What the task requires
Return a copy of each line in the listing that includes the word "Inflation".

Entries supplied
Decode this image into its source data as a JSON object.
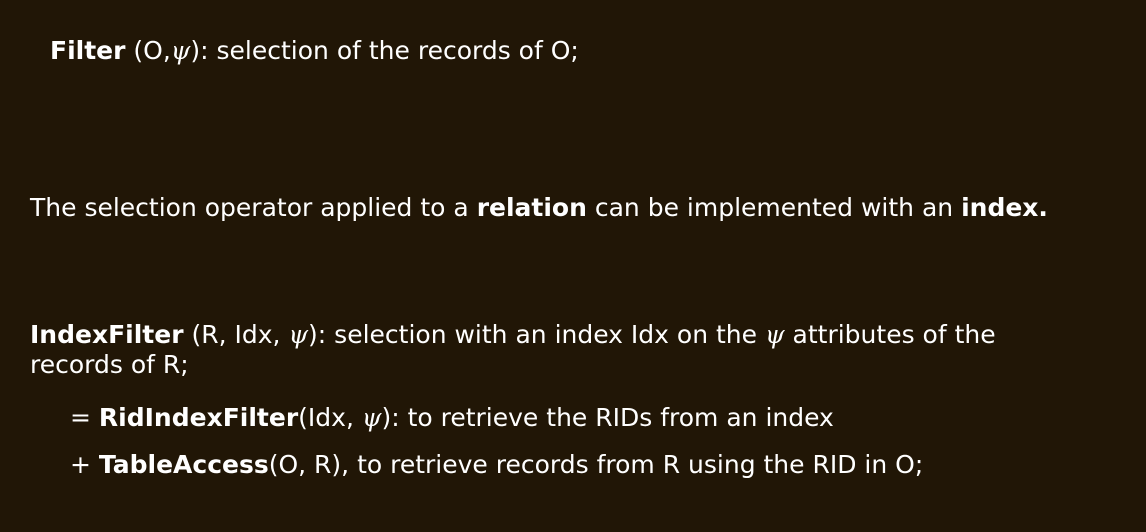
{
  "slide": {
    "filter_line": {
      "name": "Filter",
      "open": " (O,",
      "psi": "ψ",
      "rest": "): selection of the records of O;"
    },
    "selection_line": {
      "t1": "The selection  operator applied to a ",
      "relation": "relation",
      "t2": " can be implemented with an ",
      "index": "index",
      "t3": "."
    },
    "indexfilter_line": {
      "name": "IndexFilter",
      "open": " (R, Idx, ",
      "psi": "ψ",
      "mid": "): selection with an index Idx on the ",
      "psi2": "ψ",
      "rest": " attributes of the",
      "cont": "records of R;"
    },
    "rid_line": {
      "prefix": "= ",
      "name": "RidIndexFilter",
      "open": "(Idx, ",
      "psi": "ψ",
      "rest": "):  to retrieve the RIDs from an index"
    },
    "table_line": {
      "prefix": "+ ",
      "name": "TableAccess",
      "rest": "(O, R), to retrieve records from R using the RID in O;"
    }
  }
}
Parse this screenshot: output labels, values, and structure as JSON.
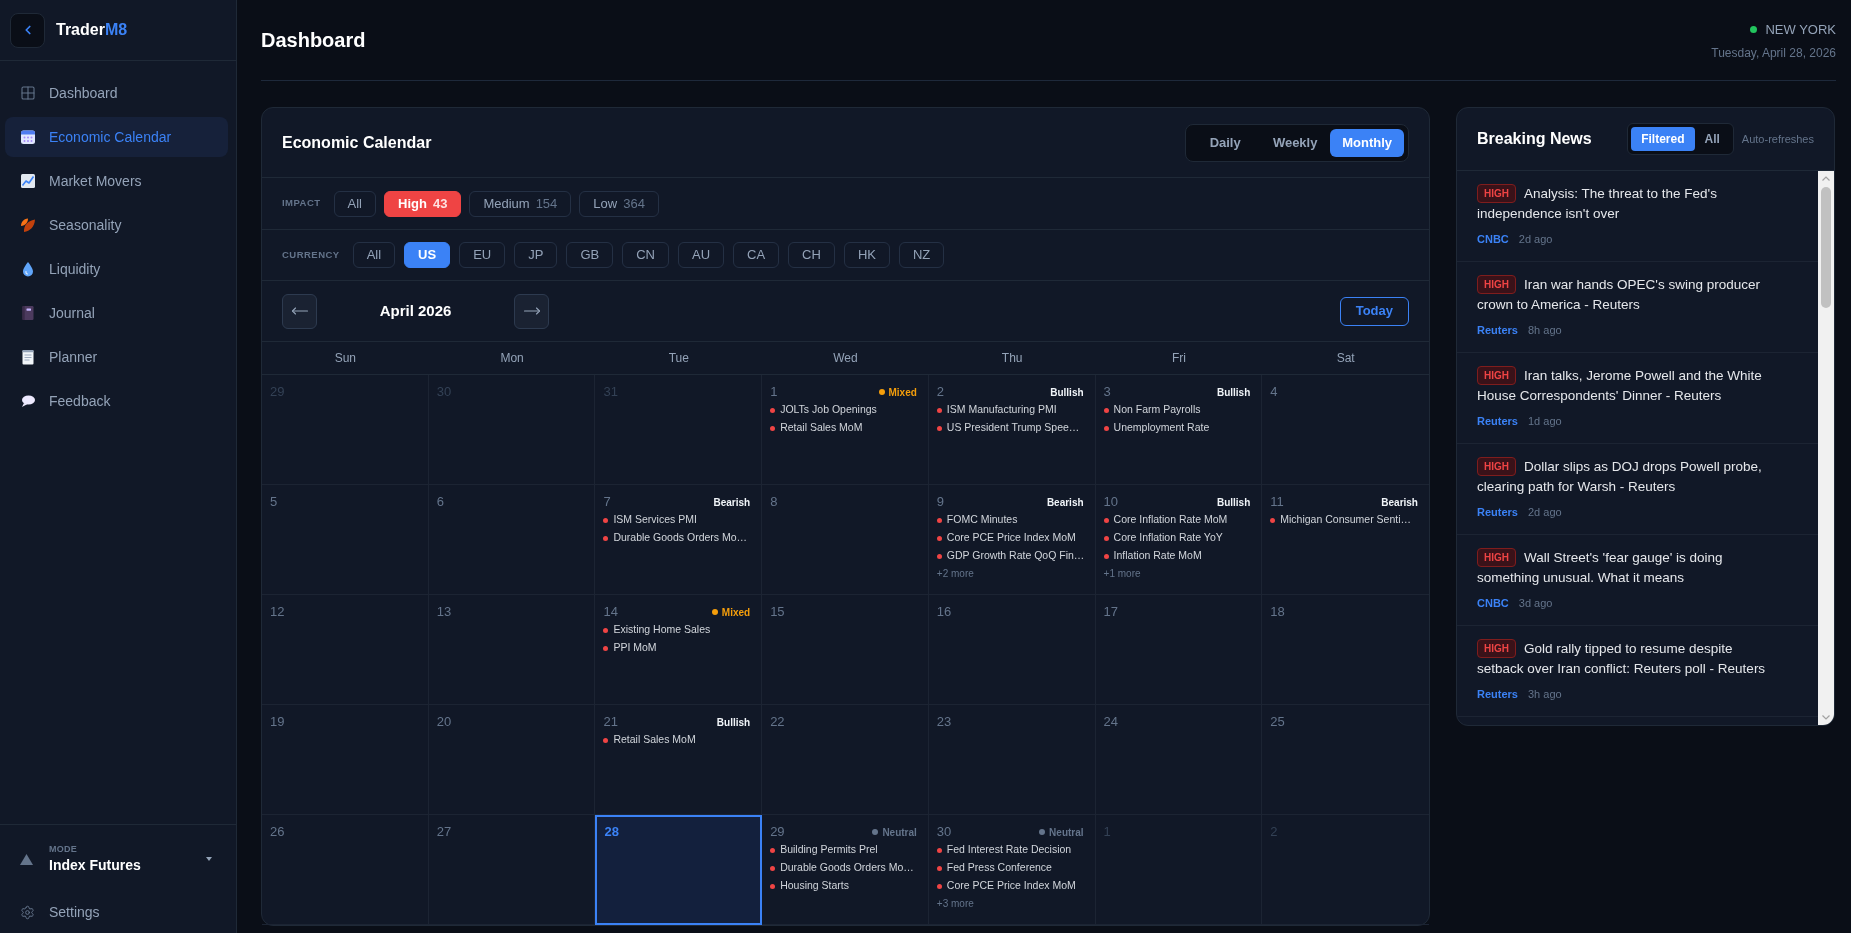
{
  "sidebar": {
    "brand": {
      "name": "Trader",
      "accent": "M8"
    },
    "items": [
      {
        "label": "Dashboard",
        "selected": false
      },
      {
        "label": "Economic Calendar",
        "selected": true
      },
      {
        "label": "Market Movers",
        "selected": false
      },
      {
        "label": "Seasonality",
        "selected": false
      },
      {
        "label": "Liquidity",
        "selected": false
      },
      {
        "label": "Journal",
        "selected": false
      },
      {
        "label": "Planner",
        "selected": false
      },
      {
        "label": "Feedback",
        "selected": false
      }
    ],
    "mode": {
      "label": "MODE",
      "value": "Index Futures"
    },
    "settings": "Settings"
  },
  "header": {
    "title": "Dashboard",
    "market": {
      "city": "NEW YORK",
      "live": true
    },
    "date": "Tuesday, April 28, 2026"
  },
  "calendar": {
    "title": "Economic Calendar",
    "views": [
      {
        "label": "Daily",
        "selected": false
      },
      {
        "label": "Weekly",
        "selected": false
      },
      {
        "label": "Monthly",
        "selected": true
      }
    ],
    "impact": {
      "label": "IMPACT",
      "options": [
        {
          "label": "All",
          "selected": false
        },
        {
          "label": "High",
          "count": "43",
          "selected": true
        },
        {
          "label": "Medium",
          "count": "154",
          "selected": false
        },
        {
          "label": "Low",
          "count": "364",
          "selected": false
        }
      ]
    },
    "currency": {
      "label": "CURRENCY",
      "options": [
        {
          "label": "All",
          "selected": false
        },
        {
          "label": "US",
          "selected": true
        },
        {
          "label": "EU",
          "selected": false
        },
        {
          "label": "JP",
          "selected": false
        },
        {
          "label": "GB",
          "selected": false
        },
        {
          "label": "CN",
          "selected": false
        },
        {
          "label": "AU",
          "selected": false
        },
        {
          "label": "CA",
          "selected": false
        },
        {
          "label": "CH",
          "selected": false
        },
        {
          "label": "HK",
          "selected": false
        },
        {
          "label": "NZ",
          "selected": false
        }
      ]
    },
    "month": "April 2026",
    "today_button": "Today",
    "weekdays": [
      "Sun",
      "Mon",
      "Tue",
      "Wed",
      "Thu",
      "Fri",
      "Sat"
    ],
    "weeks": [
      [
        {
          "day": "29",
          "in_month": false,
          "today": false
        },
        {
          "day": "30",
          "in_month": false,
          "today": false
        },
        {
          "day": "31",
          "in_month": false,
          "today": false
        },
        {
          "day": "1",
          "in_month": true,
          "today": false,
          "sentiment": {
            "label": "Mixed",
            "kind": "mixed"
          },
          "events": [
            "JOLTs Job Openings",
            "Retail Sales MoM"
          ]
        },
        {
          "day": "2",
          "in_month": true,
          "today": false,
          "sentiment": {
            "label": "Bullish",
            "kind": "bullish"
          },
          "events": [
            "ISM Manufacturing PMI",
            "US President Trump Spee…"
          ]
        },
        {
          "day": "3",
          "in_month": true,
          "today": false,
          "sentiment": {
            "label": "Bullish",
            "kind": "bullish"
          },
          "events": [
            "Non Farm Payrolls",
            "Unemployment Rate"
          ]
        },
        {
          "day": "4",
          "in_month": true,
          "today": false
        }
      ],
      [
        {
          "day": "5",
          "in_month": true,
          "today": false
        },
        {
          "day": "6",
          "in_month": true,
          "today": false
        },
        {
          "day": "7",
          "in_month": true,
          "today": false,
          "sentiment": {
            "label": "Bearish",
            "kind": "bearish"
          },
          "events": [
            "ISM Services PMI",
            "Durable Goods Orders Mo…"
          ]
        },
        {
          "day": "8",
          "in_month": true,
          "today": false
        },
        {
          "day": "9",
          "in_month": true,
          "today": false,
          "sentiment": {
            "label": "Bearish",
            "kind": "bearish"
          },
          "events": [
            "FOMC Minutes",
            "Core PCE Price Index MoM",
            "GDP Growth Rate QoQ Fin…"
          ],
          "more": "+2 more"
        },
        {
          "day": "10",
          "in_month": true,
          "today": false,
          "sentiment": {
            "label": "Bullish",
            "kind": "bullish"
          },
          "events": [
            "Core Inflation Rate MoM",
            "Core Inflation Rate YoY",
            "Inflation Rate MoM"
          ],
          "more": "+1 more"
        },
        {
          "day": "11",
          "in_month": true,
          "today": false,
          "sentiment": {
            "label": "Bearish",
            "kind": "bearish"
          },
          "events": [
            "Michigan Consumer Senti…"
          ]
        }
      ],
      [
        {
          "day": "12",
          "in_month": true,
          "today": false
        },
        {
          "day": "13",
          "in_month": true,
          "today": false
        },
        {
          "day": "14",
          "in_month": true,
          "today": false,
          "sentiment": {
            "label": "Mixed",
            "kind": "mixed"
          },
          "events": [
            "Existing Home Sales",
            "PPI MoM"
          ]
        },
        {
          "day": "15",
          "in_month": true,
          "today": false
        },
        {
          "day": "16",
          "in_month": true,
          "today": false
        },
        {
          "day": "17",
          "in_month": true,
          "today": false
        },
        {
          "day": "18",
          "in_month": true,
          "today": false
        }
      ],
      [
        {
          "day": "19",
          "in_month": true,
          "today": false
        },
        {
          "day": "20",
          "in_month": true,
          "today": false
        },
        {
          "day": "21",
          "in_month": true,
          "today": false,
          "sentiment": {
            "label": "Bullish",
            "kind": "bullish"
          },
          "events": [
            "Retail Sales MoM"
          ]
        },
        {
          "day": "22",
          "in_month": true,
          "today": false
        },
        {
          "day": "23",
          "in_month": true,
          "today": false
        },
        {
          "day": "24",
          "in_month": true,
          "today": false
        },
        {
          "day": "25",
          "in_month": true,
          "today": false
        }
      ],
      [
        {
          "day": "26",
          "in_month": true,
          "today": false
        },
        {
          "day": "27",
          "in_month": true,
          "today": false
        },
        {
          "day": "28",
          "in_month": true,
          "today": true
        },
        {
          "day": "29",
          "in_month": true,
          "today": false,
          "sentiment": {
            "label": "Neutral",
            "kind": "neutral"
          },
          "events": [
            "Building Permits Prel",
            "Durable Goods Orders Mo…",
            "Housing Starts"
          ]
        },
        {
          "day": "30",
          "in_month": true,
          "today": false,
          "sentiment": {
            "label": "Neutral",
            "kind": "neutral"
          },
          "events": [
            "Fed Interest Rate Decision",
            "Fed Press Conference",
            "Core PCE Price Index MoM"
          ],
          "more": "+3 more"
        },
        {
          "day": "1",
          "in_month": false,
          "today": false
        },
        {
          "day": "2",
          "in_month": false,
          "today": false
        }
      ]
    ]
  },
  "news": {
    "title": "Breaking News",
    "filters": [
      {
        "label": "Filtered",
        "selected": true
      },
      {
        "label": "All",
        "selected": false
      }
    ],
    "note": "Auto-refreshes",
    "items": [
      {
        "impact": "HIGH",
        "headline": "Analysis: The threat to the Fed's independence isn't over",
        "source": "CNBC",
        "time": "2d ago"
      },
      {
        "impact": "HIGH",
        "headline": "Iran war hands OPEC's swing producer crown to America - Reuters",
        "source": "Reuters",
        "time": "8h ago"
      },
      {
        "impact": "HIGH",
        "headline": "Iran talks, Jerome Powell and the White House Correspondents' Dinner - Reuters",
        "source": "Reuters",
        "time": "1d ago"
      },
      {
        "impact": "HIGH",
        "headline": "Dollar slips as DOJ drops Powell probe, clearing path for Warsh - Reuters",
        "source": "Reuters",
        "time": "2d ago"
      },
      {
        "impact": "HIGH",
        "headline": "Wall Street's 'fear gauge' is doing something unusual. What it means",
        "source": "CNBC",
        "time": "3d ago"
      },
      {
        "impact": "HIGH",
        "headline": "Gold rally tipped to resume despite setback over Iran conflict: Reuters poll - Reuters",
        "source": "Reuters",
        "time": "3h ago"
      }
    ]
  }
}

Exercise result
            "Core Inflation Rate MoM",
            "Core Inflation Rate YoY",
            "Inflation Rate MoM"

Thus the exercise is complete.